The Sonoran Desert Network was created to help solve a problem: too often, park managers lacked the information they needed to make scientifically sound decisions about park resources. Basic questions—“Which plants and animals are in this park?” “Has the park’s water quality changed in recent years?”—could be hard to answer without a consistent, long-term data record. Scientific research was being done in parks, but it tended to be project-based, intermittent, and performed by many individuals with different goals and methods over inconsistent time periods, making it difficult to compile and compare results.
To make sure park managers had access to basic information about key resources in their parks, Congress instructed the Secretary of the Interior to create the Inventory and Monitoring Division in 1998, “to establish baseline information and to provide information on the long-term trends in the condition of National Park System resources.” Today, 32 inventory & monitoring networks serve hundreds of National Park Service units throughout the country, helping to turn “I don’t know” into “Let’s look at the reports.”

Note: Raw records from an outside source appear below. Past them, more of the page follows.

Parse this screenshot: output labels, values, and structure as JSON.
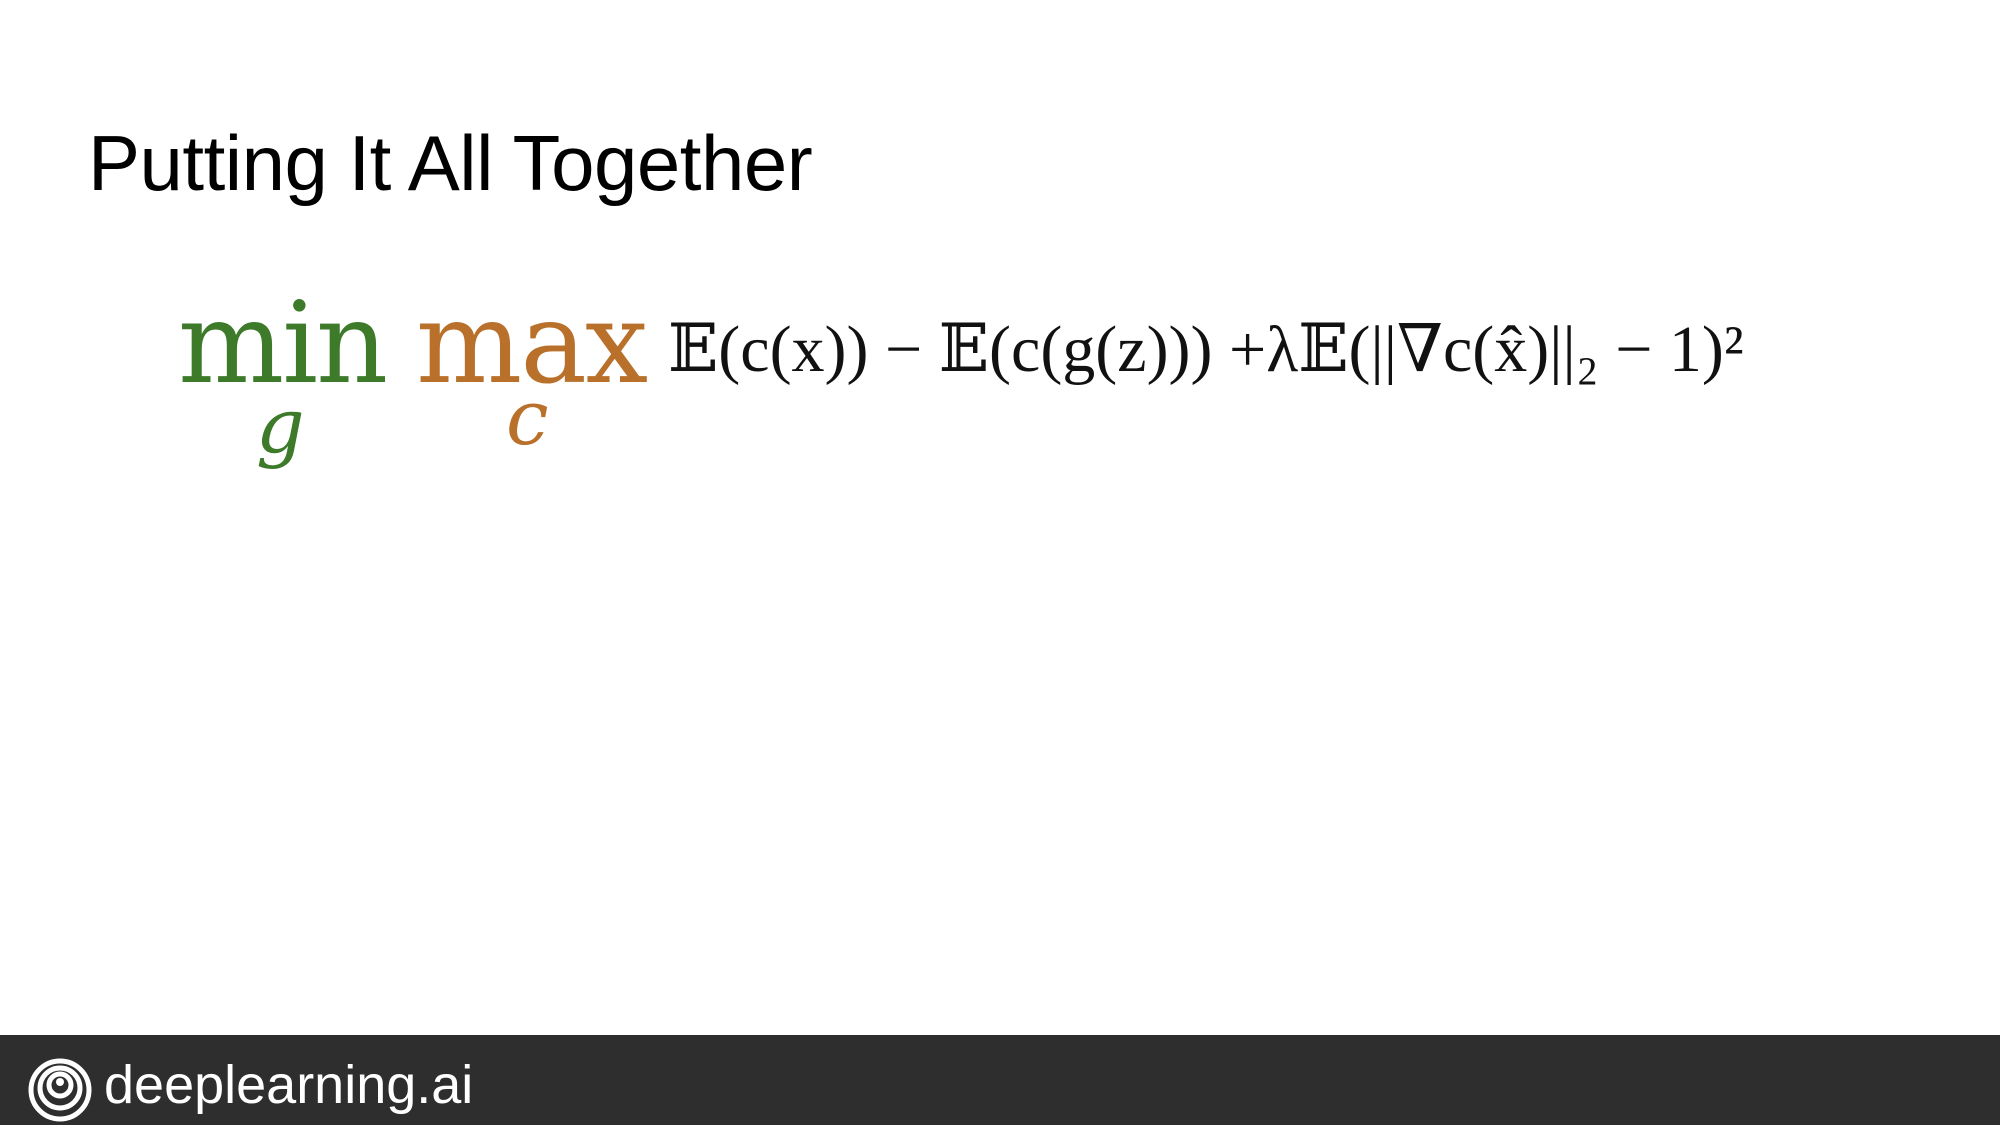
{
  "slide": {
    "title": "Putting It All Together"
  },
  "equation": {
    "min_operator": "min",
    "min_subscript": "g",
    "max_operator": "max",
    "max_subscript": "c",
    "expression": "𝔼(c(x)) − 𝔼(c(g(z))) +λ𝔼(||∇c(x̂)||₂ − 1)²",
    "colors": {
      "min": "#3d7a2a",
      "max": "#b8702a",
      "expression": "#111111"
    }
  },
  "footer": {
    "brand": "deeplearning.ai",
    "logo_icon": "deeplearning-logo-icon",
    "background": "#2e2e2e"
  }
}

Sonoran Desert Network staff follow rigorous, peer-reviewed monitoring protocols to collect data on key indicators of ecosystem health, or “vital signs.” The protocols help ensure that the data are collected in the same manner and on a consistent schedule year after year—creating a long-term record that allows us to identify and track change. Before the start of monitoring, 12 basic inventories were conducted on natural resources at Sonoran Desert Network parks.
The Sonoran Desert Network also operates and is co-located with the Desert Research Learning Center, which provides space and support for visiting researchers and interns, hosts hands-on experiential learning for local student groups, and displays examples of sustainable practices and native horticulture.